How would you encourage the future music educators to be active and take a role as changemakers in the society?

For me it’s very clear. I ask them if they are happy with today’s world. When I ask this question, in fact, I’ve never heard anybody say they are happy with the state of the world. Well, as the great American writer, Howard Zinn, said, you can’t be neutral on a moving train. So if you’re not happy with the state of the world, what are you doing to make the world better? How can your work as a music educator make the world a better place? And the response to that question is different for everybody, because we work in different contexts and address different issues.

What’s the role of international gatherings like ISME World Conference in changing how we see the global issues that are facing us?
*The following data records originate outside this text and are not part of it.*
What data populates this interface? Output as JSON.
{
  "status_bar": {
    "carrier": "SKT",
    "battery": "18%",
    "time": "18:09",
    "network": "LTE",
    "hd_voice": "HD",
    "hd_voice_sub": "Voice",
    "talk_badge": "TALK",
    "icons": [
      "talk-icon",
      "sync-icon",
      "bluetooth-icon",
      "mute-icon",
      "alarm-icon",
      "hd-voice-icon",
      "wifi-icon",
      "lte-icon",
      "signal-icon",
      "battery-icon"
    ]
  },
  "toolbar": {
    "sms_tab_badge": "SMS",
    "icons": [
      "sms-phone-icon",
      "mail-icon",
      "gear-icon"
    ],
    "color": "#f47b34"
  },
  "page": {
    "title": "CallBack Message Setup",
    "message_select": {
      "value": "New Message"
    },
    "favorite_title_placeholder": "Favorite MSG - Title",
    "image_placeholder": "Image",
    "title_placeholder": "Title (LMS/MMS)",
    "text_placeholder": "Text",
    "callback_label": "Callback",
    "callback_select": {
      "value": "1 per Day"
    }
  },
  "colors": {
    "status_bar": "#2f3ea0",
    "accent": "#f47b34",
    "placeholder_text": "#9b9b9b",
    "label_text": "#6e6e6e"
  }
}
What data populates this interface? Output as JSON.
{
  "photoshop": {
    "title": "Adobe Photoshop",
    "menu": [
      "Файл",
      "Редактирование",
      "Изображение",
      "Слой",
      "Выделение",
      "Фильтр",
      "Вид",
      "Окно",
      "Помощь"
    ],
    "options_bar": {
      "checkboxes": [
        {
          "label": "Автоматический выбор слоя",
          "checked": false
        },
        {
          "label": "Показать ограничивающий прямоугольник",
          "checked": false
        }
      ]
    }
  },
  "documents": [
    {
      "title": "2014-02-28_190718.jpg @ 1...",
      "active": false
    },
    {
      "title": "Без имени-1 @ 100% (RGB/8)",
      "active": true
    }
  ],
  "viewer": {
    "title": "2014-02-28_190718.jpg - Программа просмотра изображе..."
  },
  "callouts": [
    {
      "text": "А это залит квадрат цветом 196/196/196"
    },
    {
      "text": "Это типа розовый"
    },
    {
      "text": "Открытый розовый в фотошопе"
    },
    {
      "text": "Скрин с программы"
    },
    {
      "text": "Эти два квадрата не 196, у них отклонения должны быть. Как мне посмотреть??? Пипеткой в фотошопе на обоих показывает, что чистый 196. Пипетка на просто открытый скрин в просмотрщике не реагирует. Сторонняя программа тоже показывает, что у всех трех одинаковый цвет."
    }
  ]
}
I’ve been going to ISME since the 1980s. It has been a wonderful place for me to engage with people who are doing meaningful work, to understand music educators in different parts of the world, and to have my ideas interrogated and critiqued. I think that international gatherings such as ISME are enormously vital. We are at a time of intense global problems and for us to be making music as perhaps we made 50 years ago without attention to global problems is not the way we should be going forward. And ISME conferences can help us to imagine and build a better world through music education.

André De Quadros is one of the international keynote speakers at the 36th World Conference of ISME – international society of music education, held in Helsinki next Summer.

More about the ISME World Conference